  • When notices of fixed penalty for absence and other sanctions will be requested, if the support is not appropriate (for example, for an unauthorized leave during school term), has not been completed or has not been initiated .

The DfE also said schools should ensure that this document is easily accessible on school websites and sent to parents when their child starts school and then at the start of each school year thereafter or if the policy is updated.

Notably, the DfE said that if a school updates this policy document, it “should seek input from students and parents” in doing so.

He also said schools with boundaries will need to ensure the document is written in a way that reflects the requirement of their attendance.

Finally, the DfE said that “attendance policy should take into account the specific needs of certain pupils” and, while the policy should be applied “fairly and consistently”, schools should also “take into account the individual needs of pupils”. students and their families who have specific barriers to attendance”.

It may seem like a lot but BOwen said there shouldn’t be anything too alarming, noting that while some aspects may need “little tweaks”, most were likely what schools are already doing.

Lack of broader support

Pepe Di’Iasio, principal of Wales High School in Sheffield, agreed, saying that because most schools “already have attendance policies” it shouldn’t be too much of a problem to meet the requirement. He also said it was not unreasonable for the DfE to want to bring “clarity and consistency” to this area.

But while Mr Bowen felt it was fair to talk about the role of schools in attendance, he feared the new government guidelines had nothing to do with pushing support services to do more to increase attendance.

“By far the most important issue is understanding the reasons why pupils are constantly absent and ensuring that high quality support services are available so that schools can refer children and young people if necessary – in particularly with regard to mental health issues.

“These new guidelines do nothing to address this issue.”

Lawyers Nicola Tarmey and Yvonne Spencer, of VWV, raised similar concerns, noting that without investment in support services, the penultimate item on the list – requiring schools to have a strategy to reduce persistent absences – would be “very difficult to achieve”, which could be problematic if it is a legal requirement.

“The reasons for children not attending school can be complex and can stem from factors such as children’s unmet SEND (special educational needs and disabilities), mental health issues, family dynamics in crisis, gangs and violence. ‘criminal exploitation,’ they said.

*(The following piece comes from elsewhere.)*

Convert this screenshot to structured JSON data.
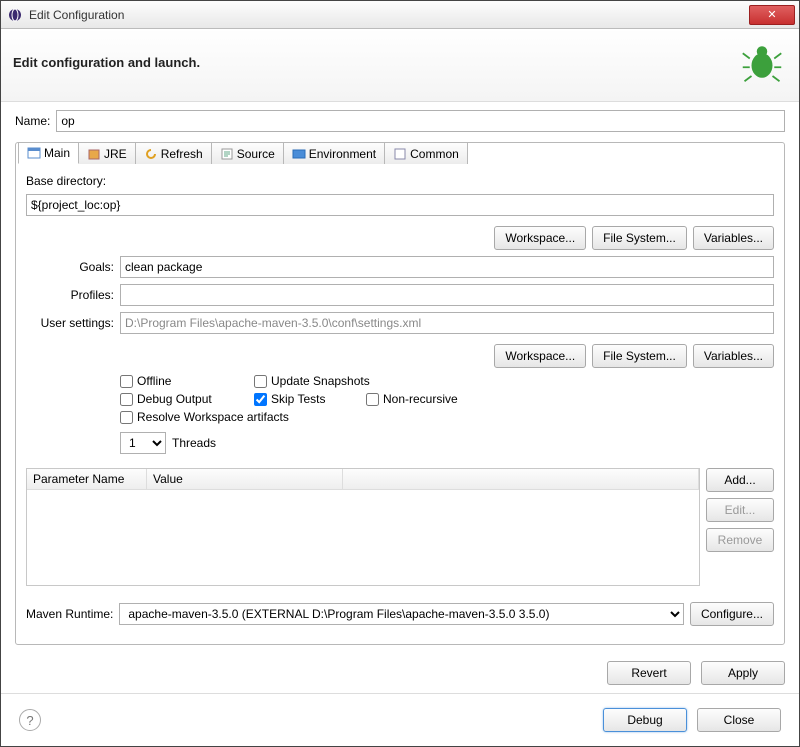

“Unless there are proportionate legal obligations for local authorities, health services (including Camhs) and the police to explain and play their role in making school attendance safe, schools may find themselves without the essential support that will be needed to improve school attendance, due to the strain that already exists on these external services.”

More tips but no answers

The fact that the support services aspect was missing from the proposal was, Mr Bowen said, another example of the DfE getting stuck in “guidance mode” and trying to get schools to fix everything without any support.

“They’ve gotten used to giving a lot of advice and now there’s an awful lot of it… being pumped into schools. It’s a 60-page document just about attendance, which is just one aspect of school work,” he said

“So I think schools are frustrated with the amount of guidance being given to them at the moment – there doesn’t seem to be a lot of recognition from the government about the amount of paperwork they’re pushing on schools.”

It will be at least some time before this requirement becomes law – if, indeed, it goes the way set by the DfE. And we could see the government also defining how it will increase services around the school to support attendance.

In the meantime, however, it looks like schools may want to revisit their attendance policies and compare them with the points above to see how they stack up – and start re-framing them if necessary.

Dan Worth is editor of Your